Mural at Facebook headquarters in Menlo Park in May 2012. (ROBYN BECK/AFP/Getty Images)
What happens when social media companies fail to remove hate and horror from their platforms? When Facebook failed to stop graphic images of the Bianca Devins murder from circulating on Instagram earlier this month, the company offered its usual refusal to answer any questions about why it missed the images, its usual contrite apology and moved on, safe in the knowledge that it faces absolutely no pressure to do better. Indeed, given that Facebook, its executives and shareholders actually profit monetarily from hate and horror, including the spread of the Devins images, the company actually has a strong disincentive to do better. What if we had laws that required external postmortem audits of social media companies each time they failed to remove horrific content? Such audits would not only offer insights into what went wrong, they would create a powerful incentive for companies to do better.
In one of the sad ironies of the digital age, social media companies actually reap profits from the hate and horror they profess to wish they could get rid of. Every terrorist recruitment post, every hate speech post, every threat of violence, every sale of a young child to the highest bidder, every piece of hate and horror that crosses their platforms earns them revenue from advertising sales and provokes users to reengage, posting and sharing and consuming content with a voracious appetite.
It is therefore little wonder that social companies have done so little to combat the spread of such content on their platforms. Despite employing some of the best AI minds on the planet creating some of the most advanced innovations in the field of content understanding, when it comes to content moderation, the tools deployed by the companies come straight from the stone age, with accuracy and robustness rates to match.
The companies have the technology to wipe clean much of the hate and horror from their platforms but choose not to. In some cases, the companies actually provide tools to other companies to filter hate and horror from their platforms, but refuse to deploy these tools on their own platforms.
Of course, why should they? Such content is good for business, earning revenue and keeping their billions of users engaged.
What might happen if legislation was passed that forced companies to subject themselves to an external audit by an independent board of reviewers over which they had no control or influence, each time they failed to remove hate or horror from their platforms? Any situation that resulted in more than 100 posts or shares involving prohibited content would trigger this provision. The auditors would prepare a public report that detailed precisely what steps the company took to combat the spread of the content and exactly what went wrong algorithmically, humanly and policy-wise.
While ongoing regular audits would be ideal, requiring tactical postmortem audits would play a critical role in shedding light on why companies like Facebook seem utterly unable to combat the spread of horrific content across their platforms, despite having the tools to do so.
Such audits would be particularly useful for the insight they would offer into the companies’ current approaches to content moderation. For example, despite publicly touting its algorithmic counterterrorism efforts, Facebook’s actual implementation for imagery rests largely on a rather feeble and easily bypassed content hashing effort of a small database of less than 100,000 images, many of them slightly modified duplicates. Few policymakers or members of the public are aware of just how rudimentary, primitive and easily fooled Facebook’s algorithms really are, due to the company’s longstanding policy of refusing to share the accuracy rates of its algorithms or permit external auditing.
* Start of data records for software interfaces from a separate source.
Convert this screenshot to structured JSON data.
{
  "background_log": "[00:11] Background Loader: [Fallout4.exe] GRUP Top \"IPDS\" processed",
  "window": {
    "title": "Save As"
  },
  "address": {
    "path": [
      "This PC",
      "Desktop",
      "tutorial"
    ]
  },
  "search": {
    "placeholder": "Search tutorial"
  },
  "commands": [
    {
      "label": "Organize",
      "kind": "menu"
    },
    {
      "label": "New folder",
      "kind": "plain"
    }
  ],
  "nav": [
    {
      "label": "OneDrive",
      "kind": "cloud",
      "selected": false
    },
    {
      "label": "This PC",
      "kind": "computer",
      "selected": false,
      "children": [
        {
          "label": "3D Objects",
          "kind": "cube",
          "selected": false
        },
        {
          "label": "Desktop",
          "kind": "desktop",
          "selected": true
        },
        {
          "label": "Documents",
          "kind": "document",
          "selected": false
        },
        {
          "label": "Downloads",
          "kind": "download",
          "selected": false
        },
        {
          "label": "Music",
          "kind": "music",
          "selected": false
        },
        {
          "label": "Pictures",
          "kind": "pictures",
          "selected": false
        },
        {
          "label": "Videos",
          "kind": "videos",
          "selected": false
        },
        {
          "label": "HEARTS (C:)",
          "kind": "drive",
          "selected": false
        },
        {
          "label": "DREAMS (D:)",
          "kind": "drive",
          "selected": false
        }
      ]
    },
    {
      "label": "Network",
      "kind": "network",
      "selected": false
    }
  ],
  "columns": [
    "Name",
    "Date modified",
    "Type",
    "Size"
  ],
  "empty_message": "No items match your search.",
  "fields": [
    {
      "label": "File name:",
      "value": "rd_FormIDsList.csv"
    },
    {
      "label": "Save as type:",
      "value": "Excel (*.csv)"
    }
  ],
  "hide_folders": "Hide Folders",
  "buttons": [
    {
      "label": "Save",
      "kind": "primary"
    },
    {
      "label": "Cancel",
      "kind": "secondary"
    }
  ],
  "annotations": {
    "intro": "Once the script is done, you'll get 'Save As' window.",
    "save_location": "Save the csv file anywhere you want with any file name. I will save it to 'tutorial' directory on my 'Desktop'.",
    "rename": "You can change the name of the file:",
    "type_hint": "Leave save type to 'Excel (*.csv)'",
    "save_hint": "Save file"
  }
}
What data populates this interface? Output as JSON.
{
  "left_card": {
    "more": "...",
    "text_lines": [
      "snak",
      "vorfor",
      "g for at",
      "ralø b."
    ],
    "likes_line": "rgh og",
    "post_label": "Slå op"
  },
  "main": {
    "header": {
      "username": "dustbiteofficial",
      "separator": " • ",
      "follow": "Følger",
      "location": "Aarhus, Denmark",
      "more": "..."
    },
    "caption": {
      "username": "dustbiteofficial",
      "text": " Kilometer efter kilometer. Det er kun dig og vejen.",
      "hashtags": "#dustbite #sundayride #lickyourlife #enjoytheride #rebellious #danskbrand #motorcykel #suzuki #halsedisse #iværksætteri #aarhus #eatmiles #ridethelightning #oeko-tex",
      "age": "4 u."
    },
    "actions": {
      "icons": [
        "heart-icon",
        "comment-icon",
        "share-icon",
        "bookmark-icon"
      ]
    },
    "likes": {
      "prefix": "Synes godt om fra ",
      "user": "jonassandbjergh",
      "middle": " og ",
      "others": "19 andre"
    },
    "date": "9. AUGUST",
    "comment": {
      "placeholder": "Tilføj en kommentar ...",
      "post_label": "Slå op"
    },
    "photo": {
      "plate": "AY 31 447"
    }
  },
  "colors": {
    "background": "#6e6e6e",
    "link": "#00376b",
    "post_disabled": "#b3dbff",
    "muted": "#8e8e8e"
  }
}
In the case of the Devins images, why did Instagram miss so many of them? Is it simply hashing the images and a few basic alterations of each and then looking for exact matches? That would explain the company’s high miss rate but would be inexcusable for a company of Facebook’s technical stature. If the company is performing industry standard similarity matches, what perturbations is its scoring function robust to? How has it tuned its algorithms and has it biased them against false positives to reduce human reviewer time at the cost of missing significant amounts of matching content?
None of these questions can be answered today, but such external audits would allow the outside world to review how Facebook conducts its content moderation.
Most importantly, such audits would allow the outside world to hold Facebook accountable for poor implementation and practices which do not comport with industry standards.
It would also help the external community help companies like Facebook do better, offering collaborative opportunities and feedback.
Asked whether Facebook would permit external auditing of its algorithms, including what went wrong in the Devins case and if it would consider reporting the accuracy of its algorithms using industry standard metrics, a spokesperson said the company had no comment.
Of course, the details of such legislation will determine how useful it is. Given the number of loopholes, exemptions and exceptions technology companies managed to build into GDPR, it is almost a given that any such auditing legislation would be sufficiently weakened by technology companies to ensure it poses no actual threat to their business models.
Putting this all together, social media companies today have little reason to do better at combating hate and horror on their platforms because they profit monetarily from it and face no meaningful pressure to do better or explain their failures. Legislation that would require automatic external independent audits each time they failed to remove content would finally place pressure on the companies to take such moderation seriously and deploy meaningful solutions, as well as provide the external community the insights they need to assess Facebook’s technical approaches.
In the end, until companies have a reason to take content moderation seriously, they are simply not going to invest in it.